> Requirement
Tally the lines below that include "Arguments" and give only the total.

------ Excerpted records

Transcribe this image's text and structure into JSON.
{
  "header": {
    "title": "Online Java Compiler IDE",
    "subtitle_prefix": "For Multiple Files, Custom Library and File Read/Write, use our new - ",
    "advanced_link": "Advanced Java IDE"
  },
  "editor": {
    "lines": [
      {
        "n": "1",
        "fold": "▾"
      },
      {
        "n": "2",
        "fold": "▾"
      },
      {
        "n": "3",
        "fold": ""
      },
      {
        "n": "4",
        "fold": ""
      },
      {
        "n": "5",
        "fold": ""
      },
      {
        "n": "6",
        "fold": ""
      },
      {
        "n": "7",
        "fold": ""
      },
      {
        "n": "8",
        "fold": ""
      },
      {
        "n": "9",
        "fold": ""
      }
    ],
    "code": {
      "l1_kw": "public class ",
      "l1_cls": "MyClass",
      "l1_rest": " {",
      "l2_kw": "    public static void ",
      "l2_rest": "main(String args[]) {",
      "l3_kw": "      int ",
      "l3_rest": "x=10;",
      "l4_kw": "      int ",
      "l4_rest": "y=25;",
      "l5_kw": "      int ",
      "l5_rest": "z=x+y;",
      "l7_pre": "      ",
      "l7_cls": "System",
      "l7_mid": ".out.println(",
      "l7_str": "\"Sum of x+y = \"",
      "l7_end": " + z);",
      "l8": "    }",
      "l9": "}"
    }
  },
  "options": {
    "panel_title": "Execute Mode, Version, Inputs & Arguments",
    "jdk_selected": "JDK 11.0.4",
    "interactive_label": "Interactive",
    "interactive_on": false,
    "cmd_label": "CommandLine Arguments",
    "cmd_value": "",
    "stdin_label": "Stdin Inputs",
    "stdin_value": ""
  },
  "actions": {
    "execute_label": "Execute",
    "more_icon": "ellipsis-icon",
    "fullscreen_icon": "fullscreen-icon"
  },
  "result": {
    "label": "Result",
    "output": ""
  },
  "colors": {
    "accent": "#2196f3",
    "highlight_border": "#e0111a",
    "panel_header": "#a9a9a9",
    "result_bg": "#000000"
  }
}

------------

> Solution below
2